======== AVAILABLE DATA

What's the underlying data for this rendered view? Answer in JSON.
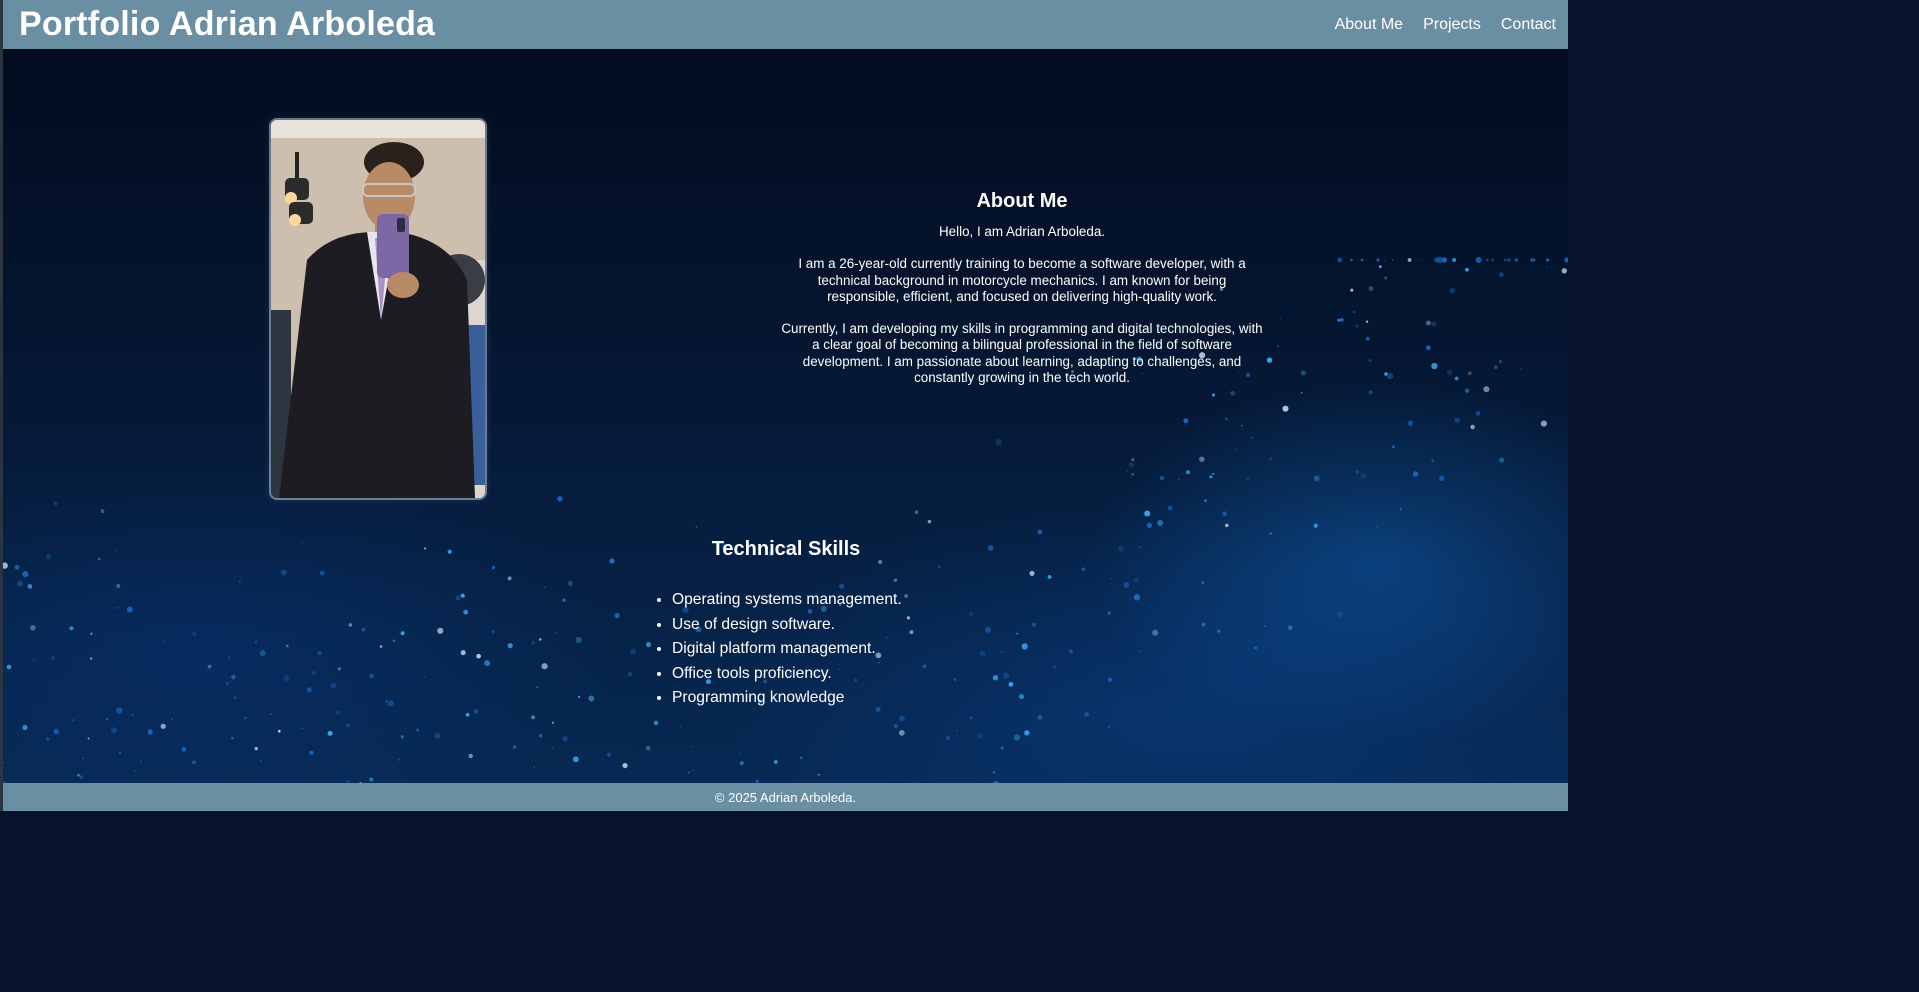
{
  "header": {
    "title": "Portfolio Adrian Arboleda",
    "nav": [
      {
        "label": "About Me"
      },
      {
        "label": "Projects"
      },
      {
        "label": "Contact"
      }
    ]
  },
  "about": {
    "heading": "About Me",
    "greeting": "Hello, I am Adrian Arboleda.",
    "paragraph1": "I am a 26-year-old currently training to become a software developer, with a technical background in motorcycle mechanics. I am known for being responsible, efficient, and focused on delivering high-quality work.",
    "paragraph2": "Currently, I am developing my skills in programming and digital technologies, with a clear goal of becoming a bilingual professional in the field of software development. I am passionate about learning, adapting to challenges, and constantly growing in the tech world."
  },
  "skills": {
    "heading": "Technical Skills",
    "items": [
      "Operating systems management.",
      "Use of design software.",
      "Digital platform management.",
      "Office tools proficiency.",
      "Programming knowledge"
    ]
  },
  "footer": {
    "text": "© 2025 Adrian Arboleda."
  },
  "colors": {
    "bar": "#6a8ea2",
    "background": "#06132a",
    "text": "#ffffff"
  }
}
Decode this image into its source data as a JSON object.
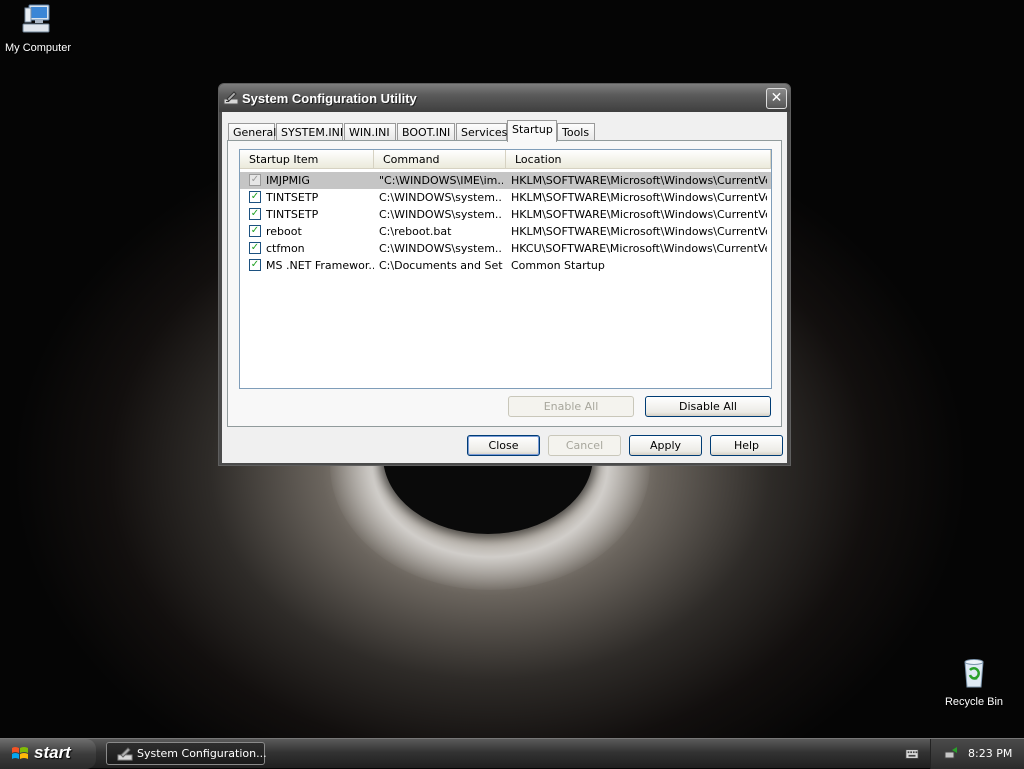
{
  "desktop": {
    "icons": {
      "my_computer": "My Computer",
      "recycle_bin": "Recycle Bin"
    }
  },
  "window": {
    "title": "System Configuration Utility",
    "close_glyph": "✕",
    "tabs": [
      "General",
      "SYSTEM.INI",
      "WIN.INI",
      "BOOT.INI",
      "Services",
      "Startup",
      "Tools"
    ],
    "active_tab": "Startup",
    "list": {
      "columns": [
        "Startup Item",
        "Command",
        "Location"
      ],
      "rows": [
        {
          "item": "IMJPMIG",
          "command": "\"C:\\WINDOWS\\IME\\im...",
          "location": "HKLM\\SOFTWARE\\Microsoft\\Windows\\CurrentVer...",
          "checked": true,
          "selected": true
        },
        {
          "item": "TINTSETP",
          "command": "C:\\WINDOWS\\system...",
          "location": "HKLM\\SOFTWARE\\Microsoft\\Windows\\CurrentVer...",
          "checked": true,
          "selected": false
        },
        {
          "item": "TINTSETP",
          "command": "C:\\WINDOWS\\system...",
          "location": "HKLM\\SOFTWARE\\Microsoft\\Windows\\CurrentVer...",
          "checked": true,
          "selected": false
        },
        {
          "item": "reboot",
          "command": "C:\\reboot.bat",
          "location": "HKLM\\SOFTWARE\\Microsoft\\Windows\\CurrentVer...",
          "checked": true,
          "selected": false
        },
        {
          "item": "ctfmon",
          "command": "C:\\WINDOWS\\system...",
          "location": "HKCU\\SOFTWARE\\Microsoft\\Windows\\CurrentVer...",
          "checked": true,
          "selected": false
        },
        {
          "item": "MS .NET Framewor...",
          "command": "C:\\Documents and Set...",
          "location": "Common Startup",
          "checked": true,
          "selected": false
        }
      ]
    },
    "panel_buttons": {
      "enable_all": "Enable All",
      "disable_all": "Disable All"
    },
    "footer_buttons": {
      "close": "Close",
      "cancel": "Cancel",
      "apply": "Apply",
      "help": "Help"
    }
  },
  "taskbar": {
    "start_label": "start",
    "task_label": "System Configuration...",
    "clock": "8:23 PM"
  }
}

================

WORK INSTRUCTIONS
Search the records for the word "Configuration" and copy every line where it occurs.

SOLUTION TO THIS PROBLEM
    "title": "System Configuration Utility",
    "task_label": "System Configuration...",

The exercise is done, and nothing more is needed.